The Promise of the Premise – This is the fun part of the story. This is when Craig Thompson’s relationship with Raina blooms, when Indiana Jones tries to beat the Nazis to the Lost Ark, when the detective finds the most clues and dodges the most bullets. This is when the main character explores the new world and the audience is entertained by the premise they have been promised.
- From the moment Nick begins to meet the citizens of Sandford, they seem quiet country folk but there is also something sinister in each meeting. Then comes the first murder. There really is something evil lurking beneath the quaint exterior.
Midpoint – Dependent upon the story, this moment is when everything is “great” or everything is “awful”. The main character either gets everything they think they want (“great”) or doesn’t get what they think they want at all (“awful”). But not everything we think we want is what we actually need in the end.
- After the fair and Tom Messenger’s murder, Nick’s midpoint is “awful”. He is miserable in his new job and town. He KNOWS something is going on but no one believes him. He is a laughing stock to his co-workers and even fights with his one new friend.
Bad Guys Close In – Doubt, jealousy, fear, foes both physical and emotional regroup to defeat the main character’s goal, and the main character’s “great”/“awful” situation disintegrates.
- Nick keeps getting closer to the murderer, even actually witnessing a murder himself and gets Danny back on the case. But they can’t quite figure it out.
All is Lost – The opposite moment from the Midpoint: “awful”/“great”. The moment that the main character realizes they’ve lost everything they gained, or everything they now have has no meaning. The initial goal now looks even more impossible than before. And here, something or someone dies. It can be physical or emotional, but the death of something old makes way for something new to be born.
- Nick uncovers the truth. He was right; there are multiple murderers. But now he will likely be killed because almost the entire town is in on it. When Danny joins in the group and “stabs” Nick, Nick is convinced that Danny is in on it. His one real friend (and therefore, his one true accomplishment) is a part of it all. Nick (and his friendship with Danny) both appear to die here.
Dark Night of the Soul – The main character hits bottom, and wallows in hopelessness. The Why hast thou forsaken me, Lord? moment. Mourning the loss of what has “died” – the dream, the goal, the mentor character, the love of your life, etc. But, you must fall completely before you can pick yourself back up and try again.

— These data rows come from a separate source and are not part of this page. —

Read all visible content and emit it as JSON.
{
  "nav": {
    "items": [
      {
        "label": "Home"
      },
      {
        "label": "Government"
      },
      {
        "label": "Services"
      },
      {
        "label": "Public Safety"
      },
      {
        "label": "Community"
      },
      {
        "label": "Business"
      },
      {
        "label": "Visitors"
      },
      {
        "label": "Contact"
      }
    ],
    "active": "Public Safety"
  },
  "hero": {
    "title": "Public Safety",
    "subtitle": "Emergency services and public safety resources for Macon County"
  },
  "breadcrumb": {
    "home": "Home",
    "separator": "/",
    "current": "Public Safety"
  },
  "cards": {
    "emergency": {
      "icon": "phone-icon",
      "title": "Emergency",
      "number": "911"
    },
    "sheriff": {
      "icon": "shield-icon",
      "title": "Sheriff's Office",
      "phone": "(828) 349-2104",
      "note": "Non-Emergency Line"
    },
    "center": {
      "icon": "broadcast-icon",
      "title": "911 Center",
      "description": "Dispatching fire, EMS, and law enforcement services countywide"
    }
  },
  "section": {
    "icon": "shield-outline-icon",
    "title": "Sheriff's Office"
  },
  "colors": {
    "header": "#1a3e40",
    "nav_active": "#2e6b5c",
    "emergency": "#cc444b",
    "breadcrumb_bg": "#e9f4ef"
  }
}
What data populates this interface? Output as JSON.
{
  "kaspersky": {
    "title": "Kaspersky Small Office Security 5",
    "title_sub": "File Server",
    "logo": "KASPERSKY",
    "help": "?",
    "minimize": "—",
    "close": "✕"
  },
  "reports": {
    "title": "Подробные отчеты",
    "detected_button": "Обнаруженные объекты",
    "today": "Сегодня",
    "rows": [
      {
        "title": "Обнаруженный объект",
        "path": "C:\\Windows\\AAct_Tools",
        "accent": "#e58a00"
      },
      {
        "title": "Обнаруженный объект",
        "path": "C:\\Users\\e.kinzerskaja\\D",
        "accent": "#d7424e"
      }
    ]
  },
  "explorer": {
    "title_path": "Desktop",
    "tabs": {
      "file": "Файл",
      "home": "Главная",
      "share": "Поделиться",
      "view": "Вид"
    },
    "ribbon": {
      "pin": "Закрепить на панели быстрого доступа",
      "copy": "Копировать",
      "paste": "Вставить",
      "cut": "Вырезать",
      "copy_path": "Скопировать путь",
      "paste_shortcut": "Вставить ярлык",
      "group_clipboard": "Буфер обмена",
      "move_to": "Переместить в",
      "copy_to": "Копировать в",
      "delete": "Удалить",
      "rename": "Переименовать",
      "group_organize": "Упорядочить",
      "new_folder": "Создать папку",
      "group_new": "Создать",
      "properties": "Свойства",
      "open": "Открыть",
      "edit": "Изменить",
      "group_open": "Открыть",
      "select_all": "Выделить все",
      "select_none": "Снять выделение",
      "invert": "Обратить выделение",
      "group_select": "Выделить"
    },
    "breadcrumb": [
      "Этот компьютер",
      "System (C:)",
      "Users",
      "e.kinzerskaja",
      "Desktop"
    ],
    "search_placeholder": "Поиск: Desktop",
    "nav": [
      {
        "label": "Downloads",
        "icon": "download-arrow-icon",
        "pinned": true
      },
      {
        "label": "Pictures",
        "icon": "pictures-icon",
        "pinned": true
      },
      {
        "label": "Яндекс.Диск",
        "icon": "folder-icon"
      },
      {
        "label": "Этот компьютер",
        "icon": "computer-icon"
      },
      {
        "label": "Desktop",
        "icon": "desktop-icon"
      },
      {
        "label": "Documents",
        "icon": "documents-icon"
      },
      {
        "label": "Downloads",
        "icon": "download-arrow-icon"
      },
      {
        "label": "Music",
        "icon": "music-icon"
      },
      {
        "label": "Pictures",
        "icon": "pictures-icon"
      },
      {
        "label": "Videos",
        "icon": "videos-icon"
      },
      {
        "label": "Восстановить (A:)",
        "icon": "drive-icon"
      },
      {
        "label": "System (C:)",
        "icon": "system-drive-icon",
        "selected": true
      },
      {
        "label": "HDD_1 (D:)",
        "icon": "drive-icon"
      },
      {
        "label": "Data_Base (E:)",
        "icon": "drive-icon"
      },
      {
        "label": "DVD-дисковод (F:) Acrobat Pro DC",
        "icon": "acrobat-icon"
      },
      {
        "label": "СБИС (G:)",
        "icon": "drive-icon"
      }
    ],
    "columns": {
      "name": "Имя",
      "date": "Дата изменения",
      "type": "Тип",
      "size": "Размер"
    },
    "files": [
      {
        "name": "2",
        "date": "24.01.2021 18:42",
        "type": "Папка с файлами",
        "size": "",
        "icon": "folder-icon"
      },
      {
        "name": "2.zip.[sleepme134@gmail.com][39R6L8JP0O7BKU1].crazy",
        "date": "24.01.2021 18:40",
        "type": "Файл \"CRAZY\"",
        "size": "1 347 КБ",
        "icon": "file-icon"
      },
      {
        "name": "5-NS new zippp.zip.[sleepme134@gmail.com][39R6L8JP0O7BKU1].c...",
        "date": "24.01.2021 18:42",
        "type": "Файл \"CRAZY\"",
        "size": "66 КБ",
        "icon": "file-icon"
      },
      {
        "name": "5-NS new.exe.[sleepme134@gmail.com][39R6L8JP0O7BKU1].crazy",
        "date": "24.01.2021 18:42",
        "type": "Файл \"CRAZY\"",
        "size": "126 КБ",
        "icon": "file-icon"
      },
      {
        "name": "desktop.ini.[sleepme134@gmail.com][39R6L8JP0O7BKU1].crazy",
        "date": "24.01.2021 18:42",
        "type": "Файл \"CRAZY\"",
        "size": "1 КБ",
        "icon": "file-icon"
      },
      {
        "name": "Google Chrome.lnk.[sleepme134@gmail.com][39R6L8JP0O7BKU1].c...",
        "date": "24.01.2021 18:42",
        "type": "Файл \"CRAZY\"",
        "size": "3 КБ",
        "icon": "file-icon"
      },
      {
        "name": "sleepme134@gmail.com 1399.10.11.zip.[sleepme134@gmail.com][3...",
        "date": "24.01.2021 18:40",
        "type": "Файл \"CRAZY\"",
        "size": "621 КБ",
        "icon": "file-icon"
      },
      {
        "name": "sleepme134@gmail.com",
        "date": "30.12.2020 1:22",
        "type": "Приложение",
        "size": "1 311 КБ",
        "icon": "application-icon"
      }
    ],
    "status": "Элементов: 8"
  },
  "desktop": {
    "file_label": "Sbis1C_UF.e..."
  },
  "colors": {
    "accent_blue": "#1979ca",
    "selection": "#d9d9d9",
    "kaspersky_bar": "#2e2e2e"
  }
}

- Although the “stabbing” was a rouse to save Nick, he can’t convince Danny to join him. He is completely alone in his fight.
- On his lonely drive back to London, Nick stops at a convenience store and sees the cop movies that Danny introduced him to. He realizes he has to finish the job and rides into town, armed to the teeth, and on a white horse no less. Even the guns across his back look like angel wings. Nick Angel, get it?
Finale – This time around, the main character incorporates the Theme – the nugget of truth that now makes sense to them – into their fight for the goal because they have experience from the A Story and context from the B Story. Act Three is about Synthesis!
- Near the start of the fight Danny joins Nick. Soon they are able to convince the rest of the police force to join them and Nick leads the take down of the murderers not on his own but as part of a team.
Final Image – opposite of Opening Image, proving, visually, that a change has occurred within the character.
- Nick and Danny are patrolling the town, Nick fine with checking out some “hippies”. A true partnership thrives; Nick has adjusted to quiet village life and Danny gets to be a “real” cop.